The Melvins at the Cornerstone, by Karen Goldman

The Melvins (photo: Karen Goldman)

A few years ago, I came to really understand what living in the Bay Area was all about when I was invited to a group colonic.

You didn't read that incorrectly.

Group.

Colonic.

As tempting as it was, I declined the invitation. However, thanks to the solid sludge of The Melvins, I think I have some idea now what it is like to be part of a collective experience of mutual bowel purification. Every vibration came attached with a snarl, swimming through a sticky mess of low-end. Evoking the smart bass lines of bands like Big Dipper with the unrelenting trashy drama of bands like Flipper, The Melvins took no prisoners as they unleashed theremin-like guitar that really set the guy in the Dune jacket in front of me off.

This is one of the only bands I know that can start a song with the cool beguiling simplicity of something like The Beatles' "Come Together," only to rip open the psychedelic metal sludge of an endless rotating wall of sound, like a sonic gyroscope ablaze.

It was a real drill to the guts, but in a good way.

Openers Redd Kross shared more than just a bassist with The Melvins. They also captivated with unrelenting sound. The highlight from their set was probably "Fighting" off their new album, Beyond the Door. Can you imagine if Guns N' Roses had ever been good? Or at least worthy of Slash? Well, if they had been, they'd be Red Kross. This is music to drink beer to while wearing your best flowy scarf.
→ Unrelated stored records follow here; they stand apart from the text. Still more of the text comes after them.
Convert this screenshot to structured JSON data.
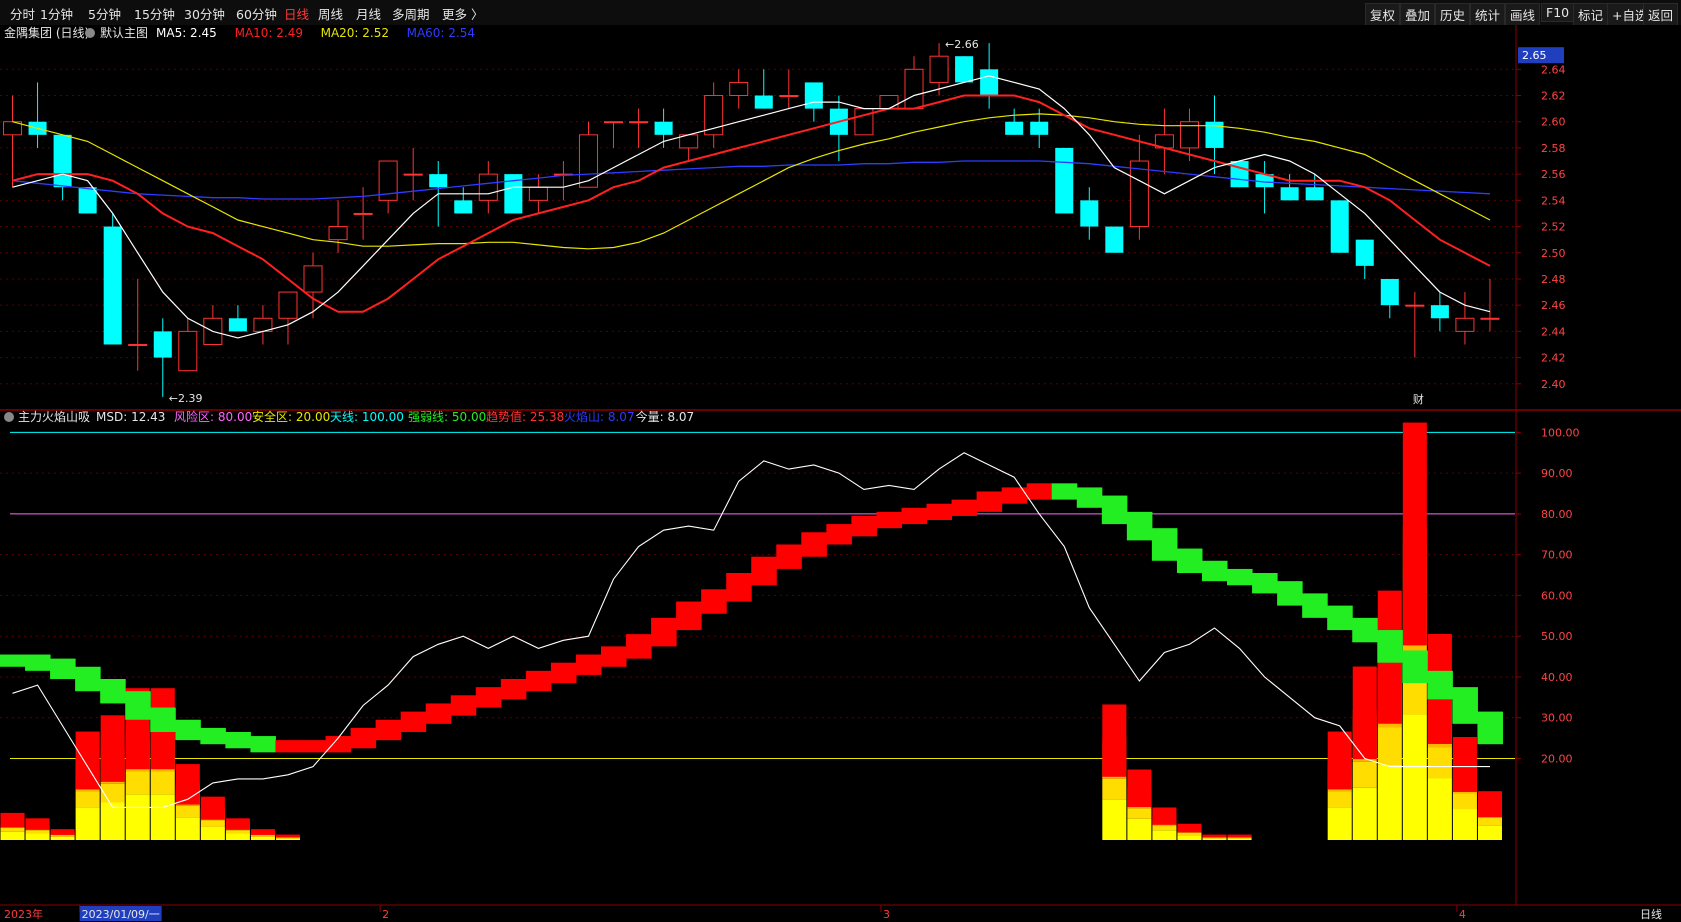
{
  "toolbar": {
    "periods": [
      "分时",
      "1分钟",
      "5分钟",
      "15分钟",
      "30分钟",
      "60分钟",
      "日线",
      "周线",
      "月线",
      "多周期",
      "更多 〉"
    ],
    "active_period": "日线",
    "right_buttons": [
      "复权",
      "叠加",
      "历史",
      "统计",
      "画线",
      "F10",
      "标记",
      "+自选",
      "返回"
    ]
  },
  "colors": {
    "up": "#ff3333",
    "down": "#00ffff",
    "ma5": "#ffffff",
    "ma10": "#ff2020",
    "ma20": "#e6e600",
    "ma60": "#2d3cff",
    "msd_line": "#ffffff",
    "red_band": "#ff0000",
    "green_band": "#22ee22",
    "risk_line": "#ff66ff",
    "safe_line": "#e6e600",
    "sky_line": "#00ffff"
  },
  "chart_data": [
    {
      "type": "candlestick",
      "title": "金隅集团 (日线)",
      "main_label": "默认主图",
      "indicators": [
        {
          "name": "MA5",
          "value": "2.45",
          "color": "#ffffff"
        },
        {
          "name": "MA10",
          "value": "2.49",
          "color": "#ff2020"
        },
        {
          "name": "MA20",
          "value": "2.52",
          "color": "#e6e600"
        },
        {
          "name": "MA60",
          "value": "2.54",
          "color": "#2d3cff"
        }
      ],
      "ylim": [
        2.38,
        2.67
      ],
      "yticks": [
        "2.40",
        "2.42",
        "2.44",
        "2.46",
        "2.48",
        "2.50",
        "2.52",
        "2.54",
        "2.56",
        "2.58",
        "2.60",
        "2.62",
        "2.64"
      ],
      "current_price": "2.65",
      "annotations": [
        {
          "text": "2.66",
          "index": 37,
          "value": 2.66
        },
        {
          "text": "2.39",
          "index": 6,
          "value": 2.39
        }
      ],
      "marker": {
        "text": "财",
        "index": 56
      },
      "candles": [
        {
          "o": 2.59,
          "h": 2.62,
          "l": 2.55,
          "c": 2.6
        },
        {
          "o": 2.6,
          "h": 2.63,
          "l": 2.58,
          "c": 2.59
        },
        {
          "o": 2.59,
          "h": 2.59,
          "l": 2.54,
          "c": 2.55
        },
        {
          "o": 2.55,
          "h": 2.55,
          "l": 2.53,
          "c": 2.53
        },
        {
          "o": 2.52,
          "h": 2.53,
          "l": 2.43,
          "c": 2.43
        },
        {
          "o": 2.43,
          "h": 2.48,
          "l": 2.41,
          "c": 2.43
        },
        {
          "o": 2.44,
          "h": 2.45,
          "l": 2.39,
          "c": 2.42
        },
        {
          "o": 2.41,
          "h": 2.45,
          "l": 2.41,
          "c": 2.44
        },
        {
          "o": 2.43,
          "h": 2.46,
          "l": 2.43,
          "c": 2.45
        },
        {
          "o": 2.45,
          "h": 2.46,
          "l": 2.44,
          "c": 2.44
        },
        {
          "o": 2.44,
          "h": 2.46,
          "l": 2.43,
          "c": 2.45
        },
        {
          "o": 2.45,
          "h": 2.47,
          "l": 2.43,
          "c": 2.47
        },
        {
          "o": 2.47,
          "h": 2.5,
          "l": 2.45,
          "c": 2.49
        },
        {
          "o": 2.51,
          "h": 2.54,
          "l": 2.5,
          "c": 2.52
        },
        {
          "o": 2.53,
          "h": 2.55,
          "l": 2.51,
          "c": 2.53
        },
        {
          "o": 2.54,
          "h": 2.57,
          "l": 2.53,
          "c": 2.57
        },
        {
          "o": 2.56,
          "h": 2.58,
          "l": 2.54,
          "c": 2.56
        },
        {
          "o": 2.56,
          "h": 2.57,
          "l": 2.52,
          "c": 2.55
        },
        {
          "o": 2.54,
          "h": 2.55,
          "l": 2.53,
          "c": 2.53
        },
        {
          "o": 2.54,
          "h": 2.57,
          "l": 2.53,
          "c": 2.56
        },
        {
          "o": 2.56,
          "h": 2.56,
          "l": 2.53,
          "c": 2.53
        },
        {
          "o": 2.54,
          "h": 2.56,
          "l": 2.53,
          "c": 2.55
        },
        {
          "o": 2.56,
          "h": 2.57,
          "l": 2.54,
          "c": 2.56
        },
        {
          "o": 2.55,
          "h": 2.6,
          "l": 2.55,
          "c": 2.59
        },
        {
          "o": 2.6,
          "h": 2.6,
          "l": 2.58,
          "c": 2.6
        },
        {
          "o": 2.6,
          "h": 2.61,
          "l": 2.58,
          "c": 2.6
        },
        {
          "o": 2.6,
          "h": 2.61,
          "l": 2.58,
          "c": 2.59
        },
        {
          "o": 2.58,
          "h": 2.59,
          "l": 2.57,
          "c": 2.59
        },
        {
          "o": 2.59,
          "h": 2.63,
          "l": 2.58,
          "c": 2.62
        },
        {
          "o": 2.62,
          "h": 2.64,
          "l": 2.61,
          "c": 2.63
        },
        {
          "o": 2.62,
          "h": 2.64,
          "l": 2.61,
          "c": 2.61
        },
        {
          "o": 2.62,
          "h": 2.64,
          "l": 2.61,
          "c": 2.62
        },
        {
          "o": 2.63,
          "h": 2.63,
          "l": 2.6,
          "c": 2.61
        },
        {
          "o": 2.61,
          "h": 2.62,
          "l": 2.57,
          "c": 2.59
        },
        {
          "o": 2.59,
          "h": 2.61,
          "l": 2.59,
          "c": 2.61
        },
        {
          "o": 2.61,
          "h": 2.62,
          "l": 2.61,
          "c": 2.62
        },
        {
          "o": 2.61,
          "h": 2.65,
          "l": 2.61,
          "c": 2.64
        },
        {
          "o": 2.63,
          "h": 2.66,
          "l": 2.62,
          "c": 2.65
        },
        {
          "o": 2.65,
          "h": 2.65,
          "l": 2.63,
          "c": 2.63
        },
        {
          "o": 2.64,
          "h": 2.66,
          "l": 2.61,
          "c": 2.62
        },
        {
          "o": 2.6,
          "h": 2.61,
          "l": 2.59,
          "c": 2.59
        },
        {
          "o": 2.6,
          "h": 2.61,
          "l": 2.58,
          "c": 2.59
        },
        {
          "o": 2.58,
          "h": 2.58,
          "l": 2.53,
          "c": 2.53
        },
        {
          "o": 2.54,
          "h": 2.55,
          "l": 2.51,
          "c": 2.52
        },
        {
          "o": 2.52,
          "h": 2.52,
          "l": 2.5,
          "c": 2.5
        },
        {
          "o": 2.52,
          "h": 2.59,
          "l": 2.51,
          "c": 2.57
        },
        {
          "o": 2.58,
          "h": 2.61,
          "l": 2.56,
          "c": 2.59
        },
        {
          "o": 2.58,
          "h": 2.61,
          "l": 2.57,
          "c": 2.6
        },
        {
          "o": 2.6,
          "h": 2.62,
          "l": 2.56,
          "c": 2.58
        },
        {
          "o": 2.57,
          "h": 2.57,
          "l": 2.55,
          "c": 2.55
        },
        {
          "o": 2.56,
          "h": 2.57,
          "l": 2.53,
          "c": 2.55
        },
        {
          "o": 2.55,
          "h": 2.56,
          "l": 2.54,
          "c": 2.54
        },
        {
          "o": 2.55,
          "h": 2.56,
          "l": 2.54,
          "c": 2.54
        },
        {
          "o": 2.54,
          "h": 2.54,
          "l": 2.5,
          "c": 2.5
        },
        {
          "o": 2.51,
          "h": 2.51,
          "l": 2.48,
          "c": 2.49
        },
        {
          "o": 2.48,
          "h": 2.48,
          "l": 2.45,
          "c": 2.46
        },
        {
          "o": 2.46,
          "h": 2.47,
          "l": 2.42,
          "c": 2.46
        },
        {
          "o": 2.46,
          "h": 2.47,
          "l": 2.44,
          "c": 2.45
        },
        {
          "o": 2.44,
          "h": 2.47,
          "l": 2.43,
          "c": 2.45
        },
        {
          "o": 2.45,
          "h": 2.48,
          "l": 2.44,
          "c": 2.45
        }
      ],
      "ma5": [
        2.55,
        2.555,
        2.56,
        2.555,
        2.53,
        2.5,
        2.47,
        2.45,
        2.44,
        2.435,
        2.44,
        2.445,
        2.455,
        2.47,
        2.49,
        2.51,
        2.53,
        2.545,
        2.545,
        2.545,
        2.55,
        2.55,
        2.55,
        2.555,
        2.565,
        2.575,
        2.585,
        2.59,
        2.595,
        2.6,
        2.605,
        2.61,
        2.615,
        2.615,
        2.61,
        2.61,
        2.62,
        2.625,
        2.63,
        2.635,
        2.63,
        2.625,
        2.61,
        2.59,
        2.565,
        2.555,
        2.545,
        2.555,
        2.565,
        2.57,
        2.575,
        2.57,
        2.56,
        2.545,
        2.53,
        2.51,
        2.49,
        2.47,
        2.46,
        2.455
      ],
      "ma10": [
        2.555,
        2.56,
        2.56,
        2.56,
        2.555,
        2.545,
        2.53,
        2.52,
        2.515,
        2.505,
        2.495,
        2.48,
        2.465,
        2.455,
        2.455,
        2.465,
        2.48,
        2.495,
        2.505,
        2.515,
        2.525,
        2.53,
        2.535,
        2.54,
        2.55,
        2.555,
        2.565,
        2.57,
        2.575,
        2.58,
        2.585,
        2.59,
        2.595,
        2.6,
        2.605,
        2.61,
        2.61,
        2.615,
        2.62,
        2.62,
        2.62,
        2.615,
        2.605,
        2.595,
        2.59,
        2.585,
        2.58,
        2.575,
        2.57,
        2.565,
        2.56,
        2.555,
        2.555,
        2.555,
        2.55,
        2.54,
        2.525,
        2.51,
        2.5,
        2.49
      ],
      "ma20": [
        2.6,
        2.595,
        2.59,
        2.585,
        2.575,
        2.565,
        2.555,
        2.545,
        2.535,
        2.525,
        2.52,
        2.515,
        2.51,
        2.508,
        2.505,
        2.505,
        2.506,
        2.507,
        2.507,
        2.508,
        2.508,
        2.506,
        2.504,
        2.503,
        2.504,
        2.508,
        2.515,
        2.525,
        2.535,
        2.545,
        2.555,
        2.565,
        2.572,
        2.578,
        2.583,
        2.587,
        2.592,
        2.596,
        2.6,
        2.603,
        2.605,
        2.606,
        2.605,
        2.603,
        2.6,
        2.598,
        2.597,
        2.597,
        2.597,
        2.595,
        2.592,
        2.588,
        2.585,
        2.58,
        2.575,
        2.565,
        2.555,
        2.545,
        2.535,
        2.525
      ],
      "ma60": [
        2.555,
        2.553,
        2.551,
        2.549,
        2.547,
        2.545,
        2.544,
        2.543,
        2.542,
        2.542,
        2.541,
        2.541,
        2.541,
        2.542,
        2.543,
        2.545,
        2.547,
        2.549,
        2.551,
        2.553,
        2.555,
        2.557,
        2.559,
        2.56,
        2.561,
        2.562,
        2.563,
        2.564,
        2.565,
        2.566,
        2.566,
        2.567,
        2.567,
        2.567,
        2.568,
        2.568,
        2.569,
        2.569,
        2.57,
        2.57,
        2.57,
        2.57,
        2.569,
        2.568,
        2.566,
        2.564,
        2.562,
        2.56,
        2.558,
        2.556,
        2.554,
        2.553,
        2.552,
        2.551,
        2.55,
        2.549,
        2.548,
        2.547,
        2.546,
        2.545
      ]
    },
    {
      "type": "indicator",
      "title": "主力火焰山吸",
      "labels": [
        {
          "name": "MSD",
          "value": "12.43",
          "color": "#e6e6e6"
        },
        {
          "name": "风险区",
          "value": "80.00",
          "color": "#ff66ff"
        },
        {
          "name": "安全区",
          "value": "20.00",
          "color": "#e6e600"
        },
        {
          "name": "天线",
          "value": "100.00",
          "color": "#00ffff"
        },
        {
          "name": "强弱线",
          "value": "50.00",
          "color": "#22ee22"
        },
        {
          "name": "趋势值",
          "value": "25.38",
          "color": "#ff3333"
        },
        {
          "name": "火焰山",
          "value": "8.07",
          "color": "#2d3cff"
        },
        {
          "name": "今量",
          "value": "8.07",
          "color": "#e6e6e6"
        }
      ],
      "ylim": [
        0,
        105
      ],
      "yticks": [
        "20.00",
        "30.00",
        "40.00",
        "50.00",
        "60.00",
        "70.00",
        "80.00",
        "90.00",
        "100.00"
      ],
      "levels": {
        "sky": 100,
        "risk": 80,
        "strong_weak": 50,
        "safe": 20
      },
      "msd": [
        36,
        38,
        28,
        18,
        8,
        8,
        8,
        10,
        14,
        15,
        15,
        16,
        18,
        25,
        33,
        38,
        45,
        48,
        50,
        47,
        50,
        47,
        49,
        50,
        64,
        72,
        76,
        77,
        76,
        88,
        93,
        91,
        92,
        90,
        86,
        87,
        86,
        91,
        95,
        92,
        89,
        80,
        72,
        57,
        48,
        39,
        46,
        48,
        52,
        47,
        40,
        35,
        30,
        28,
        20,
        18,
        18,
        18,
        18,
        18
      ],
      "trend": [
        44,
        43,
        41,
        38,
        35,
        31,
        28,
        26,
        25,
        24,
        23,
        23,
        23,
        24,
        26,
        28,
        30,
        32,
        34,
        36,
        38,
        40,
        42,
        44,
        46,
        49,
        53,
        57,
        60,
        64,
        68,
        71,
        74,
        76,
        78,
        79,
        80,
        81,
        82,
        84,
        85,
        86,
        85,
        83,
        79,
        75,
        70,
        67,
        65,
        64,
        62,
        59,
        56,
        53,
        50,
        45,
        40,
        36,
        30,
        25
      ],
      "trend_up": [
        false,
        false,
        false,
        false,
        false,
        false,
        false,
        false,
        false,
        false,
        false,
        true,
        true,
        true,
        true,
        true,
        true,
        true,
        true,
        true,
        true,
        true,
        true,
        true,
        true,
        true,
        true,
        true,
        true,
        true,
        true,
        true,
        true,
        true,
        true,
        true,
        true,
        true,
        true,
        true,
        true,
        true,
        false,
        false,
        false,
        false,
        false,
        false,
        false,
        false,
        false,
        false,
        false,
        false,
        false,
        false,
        false,
        false,
        false,
        false
      ],
      "flame": [
        5,
        4,
        2,
        20,
        23,
        28,
        28,
        14,
        8,
        4,
        2,
        1,
        0,
        0,
        0,
        0,
        0,
        0,
        0,
        0,
        0,
        0,
        0,
        0,
        0,
        0,
        0,
        0,
        0,
        0,
        0,
        0,
        0,
        0,
        0,
        0,
        0,
        0,
        0,
        0,
        0,
        0,
        0,
        0,
        25,
        13,
        6,
        3,
        1,
        1,
        0,
        0,
        0,
        20,
        32,
        46,
        77,
        38,
        19,
        9
      ]
    }
  ],
  "xaxis": {
    "labels": [
      {
        "text": "2023年",
        "index": 0,
        "color": "#ff3b3b"
      },
      {
        "text": "2023/01/09/一",
        "index": 3,
        "color": "#e6e6e6",
        "highlight": true
      },
      {
        "text": "2",
        "index": 15,
        "color": "#ff3b3b"
      },
      {
        "text": "3",
        "index": 35,
        "color": "#ff3b3b"
      },
      {
        "text": "4",
        "index": 58,
        "color": "#ff3b3b"
      }
    ],
    "period_label": "日线"
  }
}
Thanks for the adrenaline-filled evening, fellas. My guts are still recovering.

Tags: